ECB Kazimir: We need to deliver another rate hike in July
ECB Governing Council member Peter Kazimir stressed today the necessity for continued monetary policy tightening to address prevailing inflationary pressures. he specifically highlighted the need for another rate hike in July to move further into a restrictive policy stance.
“We need to deliver another rate hike in July and move further into restrictive territory,” Kazimir stated. He underscored that a continuation of monetary policy tightening is “the only reasonable way ahead.”
Looking ahead to September, Kazimir cautioned that an updated analysis would be required to assess the impact of ECB’s rate hike cycle before proceeding with further tightening measures. However, he emphasized that halting rate hikes prematurely presents a “much more significant” risk than overtightening.
Kazimir drew attention to several factors contributing to inflation risks, asserting, “Upward inflation risks are still substantial, linked to the labour market situation, food prices and, last but not least, profit margins.”
NZ BNZ services jumped back to 53.3, economy still on a broader slowing trajectory
New Zealand’s BusinessNZ Performance of Services Index climbed from 50.1 in April to 53.3 in May, revealing a slight uptick in the services sector. However, it’s worth noting that this figure remains marginally under long-term average of 53.6. A closer look at the numbers shows activity/sales leaping from 45.4 to 52.0, employment increasing from 50.5 to 52.6, and new orders/business ascending from 50.1 to 55.4. Stocks inventories slightly declined from 57.1 to 56.8, while supplier deliveries edged up from 50.6 to 51.1.
BusinessNZ’s Chief Executive Kirk Hope shared his insights, stating, “The lift in expansion for May also saw a pickup in the proportion of positive comments, which rose from 39.8% in April to 50.6% for the current month.” He further added that while there weren’t any defining themes, the overall positive comments were “either industry-specific or very general around increased activity.”
Nonetheless, the economy appears to be on a deceleration trajectory, which, according to BNZ Senior Economist Craig Ebert, is necessary to deflate the inflationary pressures.
“The bounce back in the PSI in May arguably helped calm a lot of nerves – after it sagged to 50.1 in April, and after the services component of Q1 GDP declined 0.6%. Still, this doesn’t deny the economy is on a broadly slowing trajectory, which is what’s required to take the inflationary heat out of it,” Ebert explained.

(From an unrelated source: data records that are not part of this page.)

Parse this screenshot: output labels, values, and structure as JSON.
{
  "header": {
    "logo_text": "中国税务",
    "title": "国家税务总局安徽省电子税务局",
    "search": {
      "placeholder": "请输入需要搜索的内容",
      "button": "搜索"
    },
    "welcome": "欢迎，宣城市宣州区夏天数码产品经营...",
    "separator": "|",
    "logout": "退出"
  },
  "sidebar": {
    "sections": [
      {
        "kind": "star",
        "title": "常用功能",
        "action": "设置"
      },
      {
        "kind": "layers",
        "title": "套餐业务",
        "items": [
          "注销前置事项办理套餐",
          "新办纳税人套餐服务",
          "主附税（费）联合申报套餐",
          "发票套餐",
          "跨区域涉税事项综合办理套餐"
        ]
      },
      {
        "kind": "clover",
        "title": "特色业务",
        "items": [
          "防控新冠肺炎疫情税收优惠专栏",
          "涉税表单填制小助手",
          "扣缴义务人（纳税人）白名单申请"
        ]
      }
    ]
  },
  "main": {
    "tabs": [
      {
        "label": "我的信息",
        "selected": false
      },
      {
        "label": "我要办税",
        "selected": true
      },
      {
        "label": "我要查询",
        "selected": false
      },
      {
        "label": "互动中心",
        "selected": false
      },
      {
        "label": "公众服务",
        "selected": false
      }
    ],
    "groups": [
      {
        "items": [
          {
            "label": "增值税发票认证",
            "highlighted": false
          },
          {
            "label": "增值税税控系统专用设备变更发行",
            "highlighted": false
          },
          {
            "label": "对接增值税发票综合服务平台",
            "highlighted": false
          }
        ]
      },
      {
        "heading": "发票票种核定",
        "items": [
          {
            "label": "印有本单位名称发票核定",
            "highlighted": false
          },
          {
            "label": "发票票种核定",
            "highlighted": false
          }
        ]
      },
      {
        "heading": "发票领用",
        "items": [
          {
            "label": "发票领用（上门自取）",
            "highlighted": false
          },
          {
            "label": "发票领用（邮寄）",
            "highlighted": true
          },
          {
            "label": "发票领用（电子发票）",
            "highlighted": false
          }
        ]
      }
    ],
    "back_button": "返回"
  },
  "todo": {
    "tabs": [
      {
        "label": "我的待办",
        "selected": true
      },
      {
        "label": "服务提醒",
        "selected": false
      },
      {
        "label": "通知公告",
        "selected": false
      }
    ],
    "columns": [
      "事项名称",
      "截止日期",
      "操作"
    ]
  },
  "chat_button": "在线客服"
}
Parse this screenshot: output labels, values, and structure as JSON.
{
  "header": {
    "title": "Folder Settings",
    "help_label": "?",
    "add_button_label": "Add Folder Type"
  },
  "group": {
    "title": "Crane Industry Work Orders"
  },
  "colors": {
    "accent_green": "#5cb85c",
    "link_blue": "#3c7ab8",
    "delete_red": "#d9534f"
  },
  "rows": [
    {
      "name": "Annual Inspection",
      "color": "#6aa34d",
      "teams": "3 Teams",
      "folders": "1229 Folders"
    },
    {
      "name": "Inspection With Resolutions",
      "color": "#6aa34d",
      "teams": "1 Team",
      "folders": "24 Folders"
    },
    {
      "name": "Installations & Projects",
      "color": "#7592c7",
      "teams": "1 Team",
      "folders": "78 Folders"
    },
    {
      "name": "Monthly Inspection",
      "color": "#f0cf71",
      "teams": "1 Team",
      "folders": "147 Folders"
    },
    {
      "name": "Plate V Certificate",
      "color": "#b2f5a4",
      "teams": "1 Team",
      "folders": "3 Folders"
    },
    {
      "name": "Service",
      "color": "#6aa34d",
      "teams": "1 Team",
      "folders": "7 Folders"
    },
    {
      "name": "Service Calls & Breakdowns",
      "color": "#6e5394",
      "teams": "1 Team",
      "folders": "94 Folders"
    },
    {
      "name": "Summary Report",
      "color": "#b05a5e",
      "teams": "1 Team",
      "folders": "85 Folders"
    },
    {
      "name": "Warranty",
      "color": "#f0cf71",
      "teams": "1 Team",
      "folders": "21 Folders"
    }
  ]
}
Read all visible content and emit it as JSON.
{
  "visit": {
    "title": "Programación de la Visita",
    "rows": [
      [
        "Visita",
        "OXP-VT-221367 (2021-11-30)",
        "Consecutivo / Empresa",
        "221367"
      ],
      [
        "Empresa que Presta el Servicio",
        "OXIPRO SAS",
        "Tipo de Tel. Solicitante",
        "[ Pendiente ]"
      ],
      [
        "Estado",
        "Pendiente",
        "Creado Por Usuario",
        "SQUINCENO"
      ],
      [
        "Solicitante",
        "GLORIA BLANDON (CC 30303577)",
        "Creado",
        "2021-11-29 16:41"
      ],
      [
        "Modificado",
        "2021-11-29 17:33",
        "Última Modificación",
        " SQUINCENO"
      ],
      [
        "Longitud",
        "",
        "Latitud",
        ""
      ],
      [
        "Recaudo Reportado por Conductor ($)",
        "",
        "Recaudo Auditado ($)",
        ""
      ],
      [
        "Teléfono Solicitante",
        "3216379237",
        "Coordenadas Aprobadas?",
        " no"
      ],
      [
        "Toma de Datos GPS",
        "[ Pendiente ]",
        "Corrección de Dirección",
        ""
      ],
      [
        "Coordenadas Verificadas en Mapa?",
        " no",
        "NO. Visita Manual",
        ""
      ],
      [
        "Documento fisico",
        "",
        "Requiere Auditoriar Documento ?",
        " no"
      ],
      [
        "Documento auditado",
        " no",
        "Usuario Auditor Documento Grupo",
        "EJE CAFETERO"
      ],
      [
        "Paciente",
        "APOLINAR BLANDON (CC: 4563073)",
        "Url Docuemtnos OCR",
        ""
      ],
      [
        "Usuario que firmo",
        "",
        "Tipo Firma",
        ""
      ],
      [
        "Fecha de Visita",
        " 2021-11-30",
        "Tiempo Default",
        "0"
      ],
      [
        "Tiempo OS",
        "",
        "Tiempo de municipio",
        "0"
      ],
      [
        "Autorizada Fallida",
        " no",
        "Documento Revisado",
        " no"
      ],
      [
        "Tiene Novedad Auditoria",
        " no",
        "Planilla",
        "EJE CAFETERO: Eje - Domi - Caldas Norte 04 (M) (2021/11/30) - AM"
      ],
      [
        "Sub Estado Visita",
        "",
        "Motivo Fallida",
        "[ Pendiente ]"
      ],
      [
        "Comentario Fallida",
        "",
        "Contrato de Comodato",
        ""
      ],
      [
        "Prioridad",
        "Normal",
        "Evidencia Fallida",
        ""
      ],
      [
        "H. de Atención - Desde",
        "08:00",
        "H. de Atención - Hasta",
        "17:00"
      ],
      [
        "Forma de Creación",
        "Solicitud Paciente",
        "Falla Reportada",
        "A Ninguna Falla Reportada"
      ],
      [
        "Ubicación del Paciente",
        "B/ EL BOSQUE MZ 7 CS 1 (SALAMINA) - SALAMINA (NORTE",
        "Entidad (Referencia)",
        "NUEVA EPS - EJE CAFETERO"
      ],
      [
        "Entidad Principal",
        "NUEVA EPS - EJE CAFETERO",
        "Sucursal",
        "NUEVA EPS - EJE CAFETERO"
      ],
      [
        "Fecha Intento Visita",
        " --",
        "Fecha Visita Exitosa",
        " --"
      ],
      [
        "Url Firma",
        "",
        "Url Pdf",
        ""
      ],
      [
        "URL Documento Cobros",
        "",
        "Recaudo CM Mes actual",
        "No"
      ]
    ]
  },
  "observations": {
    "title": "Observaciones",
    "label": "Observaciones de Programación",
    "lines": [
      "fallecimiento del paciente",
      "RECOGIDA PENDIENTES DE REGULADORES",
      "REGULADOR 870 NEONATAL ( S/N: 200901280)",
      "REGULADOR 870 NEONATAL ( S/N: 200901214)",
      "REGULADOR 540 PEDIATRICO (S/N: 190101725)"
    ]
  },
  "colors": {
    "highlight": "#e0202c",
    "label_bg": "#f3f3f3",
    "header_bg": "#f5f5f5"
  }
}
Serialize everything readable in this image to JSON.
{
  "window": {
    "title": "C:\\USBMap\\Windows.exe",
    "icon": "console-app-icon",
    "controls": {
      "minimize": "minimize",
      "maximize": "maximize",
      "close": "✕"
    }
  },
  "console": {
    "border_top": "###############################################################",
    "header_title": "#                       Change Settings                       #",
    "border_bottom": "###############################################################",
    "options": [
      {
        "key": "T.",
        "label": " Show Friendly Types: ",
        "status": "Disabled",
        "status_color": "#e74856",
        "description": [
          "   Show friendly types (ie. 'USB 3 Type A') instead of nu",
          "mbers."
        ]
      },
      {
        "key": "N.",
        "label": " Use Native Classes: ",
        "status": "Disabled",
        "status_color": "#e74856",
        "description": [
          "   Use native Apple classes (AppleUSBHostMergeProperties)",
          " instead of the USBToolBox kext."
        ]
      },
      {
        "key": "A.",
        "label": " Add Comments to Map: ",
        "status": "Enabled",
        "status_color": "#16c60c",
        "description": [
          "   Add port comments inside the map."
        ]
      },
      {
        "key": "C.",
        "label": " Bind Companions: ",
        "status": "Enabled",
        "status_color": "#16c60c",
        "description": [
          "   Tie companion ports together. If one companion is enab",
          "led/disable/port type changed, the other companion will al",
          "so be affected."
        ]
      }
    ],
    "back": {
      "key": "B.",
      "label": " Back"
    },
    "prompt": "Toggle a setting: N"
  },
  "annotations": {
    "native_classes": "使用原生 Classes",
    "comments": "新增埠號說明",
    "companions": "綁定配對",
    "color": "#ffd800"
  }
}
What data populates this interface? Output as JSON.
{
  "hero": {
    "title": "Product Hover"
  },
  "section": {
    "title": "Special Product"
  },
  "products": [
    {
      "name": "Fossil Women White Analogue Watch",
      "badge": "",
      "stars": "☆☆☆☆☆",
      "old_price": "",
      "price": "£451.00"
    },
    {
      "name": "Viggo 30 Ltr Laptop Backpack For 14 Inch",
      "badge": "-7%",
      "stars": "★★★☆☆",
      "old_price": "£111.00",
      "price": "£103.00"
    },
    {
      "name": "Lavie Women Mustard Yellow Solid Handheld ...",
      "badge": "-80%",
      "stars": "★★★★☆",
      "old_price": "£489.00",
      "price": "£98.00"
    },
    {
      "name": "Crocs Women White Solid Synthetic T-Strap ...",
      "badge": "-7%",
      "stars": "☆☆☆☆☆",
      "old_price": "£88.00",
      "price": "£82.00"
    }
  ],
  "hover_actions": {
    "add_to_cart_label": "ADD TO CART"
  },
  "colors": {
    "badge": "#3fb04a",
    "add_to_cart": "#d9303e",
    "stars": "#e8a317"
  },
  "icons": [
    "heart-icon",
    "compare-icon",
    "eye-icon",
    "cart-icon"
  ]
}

EUR/USD Mid-Day Outlook
Daily Pivots: (S1) 1.0916; (P) 1.0944; (R1) 1.0969; More…
A temporary top is in place at 1.0969 with current retreat and intraday bias in EUR/USD is turned neutral first. Some consolidations could be seen. But further rally is expected as long as 1.0803 support holds. On the upside, above 1.0969 will resume the rise from 1.0634 to retest 1.1094 high. Decisive break there will confirm resumption of whole up trend from 0.9534. However, firm break of 1.0803 will extend the corrective pattern from 1.1094 with another falling leg, targeting 1.0634 and below.
In the bigger picture, as long as 1.0515 support holds, rise from 0.9534 (2022 low) would still extend higher. Sustained break of 61.8% retracement of 1.2348 (2021 high) to 0.9534 at 1.1273 will solidify the case of bullish trend reversal and target 1.2348 resistance next (2021 high).
Economic Indicators Update
|22:30||NZD||Business NZ PSI May||53.3||49.8||50.1|
|12:30||CAD||Industrial Product Price M/M May||-1.00%||0.20%||-0.20%||-0.60%|
|12:30||CAD||Raw Material Price Index M/M May||-4.90%||2.40%||2.90%||1.80%|
|14:00||USD||NAHB Housing Market Index Jun||50||50|